to_be_announced
to_be_announced

Please enlighten us on how the same software is better on a Mac.

TNT
TNT like.author.displayName 1 Like

It's called Office365, it works in a browser, and is the full-fledged office experience on any device with an internet connection. I think MS is smart NOT offering Office on iOS and Android. It will drive more user's (especially corporate users) to Windows Phone or it will drive businesses toward deploying Office365 so its available anywhere any time. Either decision helps MS. If Office were released for iOS and Android where is the long term benefit to MS? Sure it may extend the profits in the Office segment, but by not offering it they can still extend the Office segment via 365 and may extend the Windows Phone 7 segment that has an admittedly dismal growth rate. As for the "good will" they may receive if they do release it? That and $4 will get you a cup of coffee at Starbucks.
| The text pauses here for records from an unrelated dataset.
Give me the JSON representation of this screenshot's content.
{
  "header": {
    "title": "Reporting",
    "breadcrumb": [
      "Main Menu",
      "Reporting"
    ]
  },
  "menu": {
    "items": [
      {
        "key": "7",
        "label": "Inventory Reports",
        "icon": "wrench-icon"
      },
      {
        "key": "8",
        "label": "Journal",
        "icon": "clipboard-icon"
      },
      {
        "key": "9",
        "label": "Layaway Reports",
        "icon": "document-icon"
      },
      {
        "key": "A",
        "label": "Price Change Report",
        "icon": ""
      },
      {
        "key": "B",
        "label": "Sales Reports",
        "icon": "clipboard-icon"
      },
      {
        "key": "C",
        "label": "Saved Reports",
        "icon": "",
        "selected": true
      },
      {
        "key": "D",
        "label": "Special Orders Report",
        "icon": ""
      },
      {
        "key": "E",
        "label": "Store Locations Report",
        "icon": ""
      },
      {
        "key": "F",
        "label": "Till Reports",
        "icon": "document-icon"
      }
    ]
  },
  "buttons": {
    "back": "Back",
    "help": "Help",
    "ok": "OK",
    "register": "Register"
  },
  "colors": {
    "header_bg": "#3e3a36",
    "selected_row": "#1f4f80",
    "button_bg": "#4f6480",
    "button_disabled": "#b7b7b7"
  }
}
No, Microsoft should hold out offering Office to other platforms in order to wring out as much capacity as possible from 365 and WP, THEN they can roll it out to other devices (if its even necessary at that time).

djcjwags
djcjwags

Have you tried to a edit a doc on office365? It's a no go. The need is there for an app or redevelop office 365 so it works via the web on all devices.

Mark W. Kaelin
Mark W. Kaelin

Do you use a version of Microsoft Office on devices running operating systems other than Windows?

ADRz
ADRz

I would never attempt to write a document or compose a spreadsheet in a portable device. I will use my desktop and laptop for this. Portable Office apps are either for emergency use or just viewing some documents, again, when no desktop or laptop is around. I really do not care how "full featured" MS Office is on a portable device, I would never produce anything in such an environment.

rpollard
rpollard like.author.displayName 1 Like

Microsoft has a "walled garden" approach. Don't know of any operating system other than Mac that it's available on. There's nothing else that I'm aware of that they have on any other operating system. Just look what they did with an absolutely wonderful game (Halo) when they bought the company. Talking about "walled garden" practices.

MrElectrifyer
MrElectrifyer

Never bothered editing my docs on productivity-lacking OSs, got a laptop to do real work and enjoy flexible entertainment on :p Though, still have to use them (the OSs) almost every week to print stuff off in certain locations on my campus; for that, there's what we call PDF to prevent those Office wannabe document editors from messing up the formatting and alignments in the document. Need to re-edit it? My laptop n freed iPhone (ma USB drive+) are never out of reach, so why give up productivity for just beauty? ;)